There is a big question which will continue to hang within our democracy for many elections to come: does voting really still matter? If going by the age pattern alone, it is indeed a responsibility for the older groups in our community, aged 65+. Although when it comes to young people and women especially, it is almost an opposite situation. For young women especially, just 39% had visited their polling station back in 2010. With the UK elections 2015 now over, the downward spiral is making a turn for the better and that is part in thanks to the great work of the #Emilymatters campaign.
Emily, making a direct reference to the widely renowned suffragette Emily Davison, has been making its presence known across social media over a number of months now. Founded by playwright, Kate Willoughby, who first wrote the play ‘To Freedom’s Cause’ which was performed in the Houses of Parliament, a very rare event, in 2014, the campaign has been working intensely to get tweeters engaged for the General Election and beyond. With regular chats hosted under the #VM, the outcomes have justified themselves. Over the last 28 days alone, 566 new followers are now in touch with all the work going on. The campaign has been able to hold conversations on the three main debates broadcasted, as well as keeping the discussions going on with shows like the Woman’s Hour debate on Radio 4 which hosted female politicians across the spectrum. Acting as a non-partisan platform, it has been able to engage all sides of political thought without giving judgement on responses and for all ideas to be challenged.

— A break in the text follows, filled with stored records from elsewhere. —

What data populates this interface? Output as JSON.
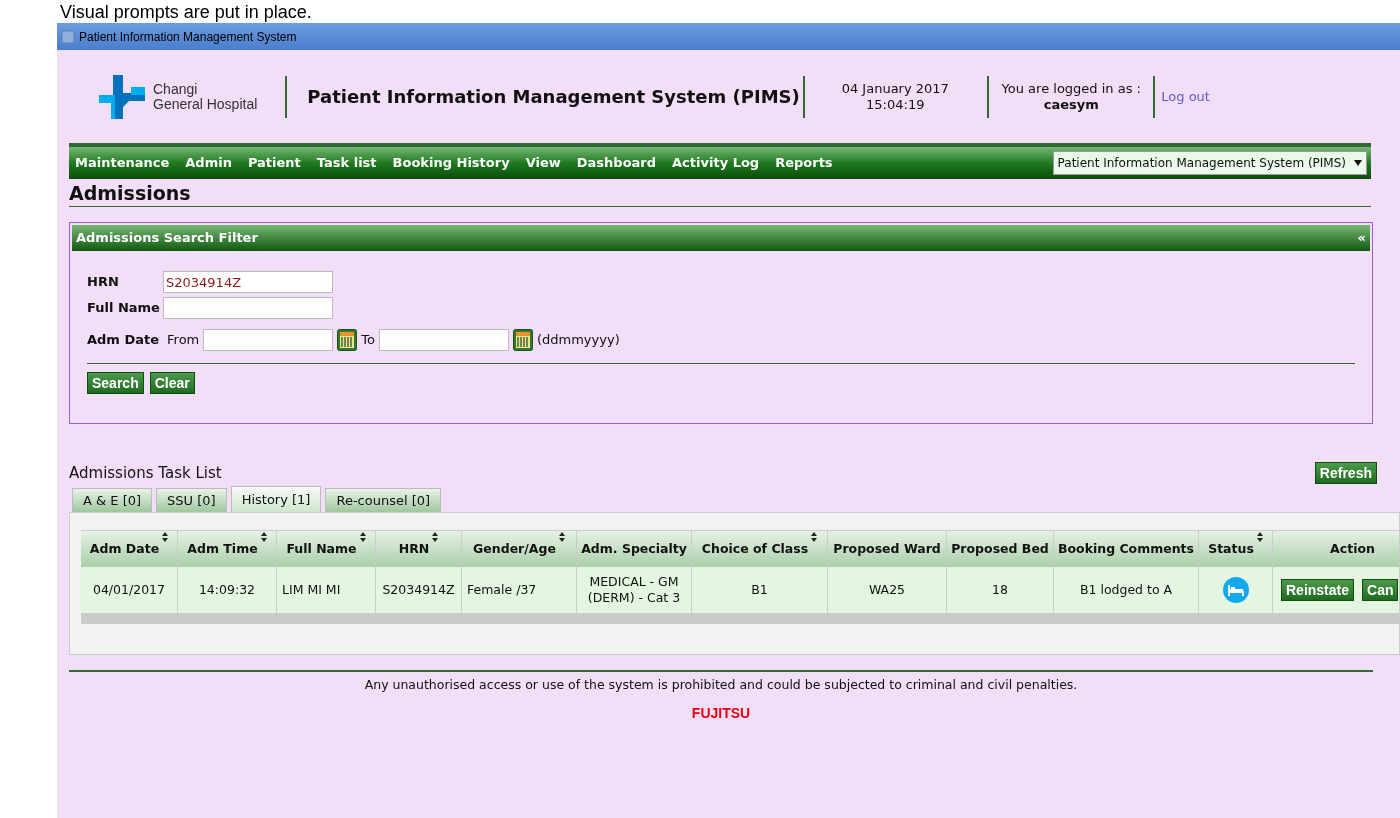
{
  "caption": "Visual prompts are put in place.",
  "window": {
    "title": "Patient Information Management System"
  },
  "header": {
    "logo_lines": [
      "Changi",
      "General Hospital"
    ],
    "app_title": "Patient Information Management System (PIMS)",
    "date": "04 January 2017",
    "time": "15:04:19",
    "login_label": "You are logged in as :",
    "user": "caesym",
    "logout": "Log out"
  },
  "menu": [
    "Maintenance",
    "Admin",
    "Patient",
    "Task list",
    "Booking History",
    "View",
    "Dashboard",
    "Activity Log",
    "Reports"
  ],
  "system_select": {
    "value": "Patient Information Management System (PIMS)"
  },
  "page_title": "Admissions",
  "filter": {
    "title": "Admissions Search Filter",
    "collapse": "«",
    "hrn_label": "HRN",
    "hrn_value": "S2034914Z",
    "name_label": "Full Name",
    "date_label": "Adm Date",
    "from_label": "From",
    "to_label": "To",
    "format_hint": "(ddmmyyyy)",
    "buttons": [
      "Search",
      "Clear"
    ]
  },
  "task_list": {
    "title": "Admissions Task List",
    "refresh": "Refresh",
    "tabs": [
      {
        "label": "A & E [0]",
        "selected": false
      },
      {
        "label": "SSU [0]",
        "selected": false
      },
      {
        "label": "History [1]",
        "selected": true
      },
      {
        "label": "Re-counsel [0]",
        "selected": false
      }
    ],
    "columns": [
      {
        "label": "Adm Date",
        "sortable": true
      },
      {
        "label": "Adm Time",
        "sortable": true
      },
      {
        "label": "Full Name",
        "sortable": true
      },
      {
        "label": "HRN",
        "sortable": true
      },
      {
        "label": "Gender/Age",
        "sortable": true
      },
      {
        "label": "Adm. Specialty",
        "sortable": false
      },
      {
        "label": "Choice of Class",
        "sortable": true
      },
      {
        "label": "Proposed Ward",
        "sortable": false
      },
      {
        "label": "Proposed Bed",
        "sortable": false
      },
      {
        "label": "Booking Comments",
        "sortable": false
      },
      {
        "label": "Status",
        "sortable": true
      },
      {
        "label": "Action",
        "sortable": false
      }
    ],
    "rows": [
      {
        "cells": [
          "04/01/2017",
          "14:09:32",
          "LIM MI MI",
          "S2034914Z",
          "Female /37",
          "MEDICAL - GM (DERM) - Cat 3",
          "B1",
          "WA25",
          "18",
          "B1 lodged to A"
        ],
        "actions": [
          "Reinstate",
          "Can"
        ]
      }
    ]
  },
  "footer": {
    "notice": "Any unauthorised access or use of the system is prohibited and could be subjected to criminal and civil penalties.",
    "logo": "FUJITSU"
  }
}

Led by a small team of volunteers, all efforts around poster design and facilitating chats has been an effort by all those involved to make sure #Emilymatters earns a high reputation. Even though it might seem a largely female inspired campaign, analysis of those engaging with it are relatively even, with 60% female and 40% male ratios in the breakdown. One tweet alone has had over 17,000 impressions, when repeated throughout the course of the day, to remind young women who are the least likely to vote to take action. On election day 258 tweets saw that over 90,000 impressions were made, with #votingmatters being one of the top UK trends that day. People all across the UK shared their photos of going to their polling station and some even wearing a costume to celebrate under the #VMParty. More than 289 alone adopted the #votingmatters Twibbon to show their support on the cause and released in the week of the General Election, it became one of the top Twibbons very quickly.
Looking ahead now, there is still much to be done. Though the voting turnout is on an upward trend and there might not be any elections for some time now, #Emilymatters will continue working with the Twittersphere to ensure people can express themselves and to celebrate significant anniversaries, such as that as the introduction of partial women’s suffrage in 2018. It is vital to keep the momentum going after the energy from a General Election quietens down again. Join in to keep the good fight going!
Follow @Emilymatters on Twitter to follow the conversation.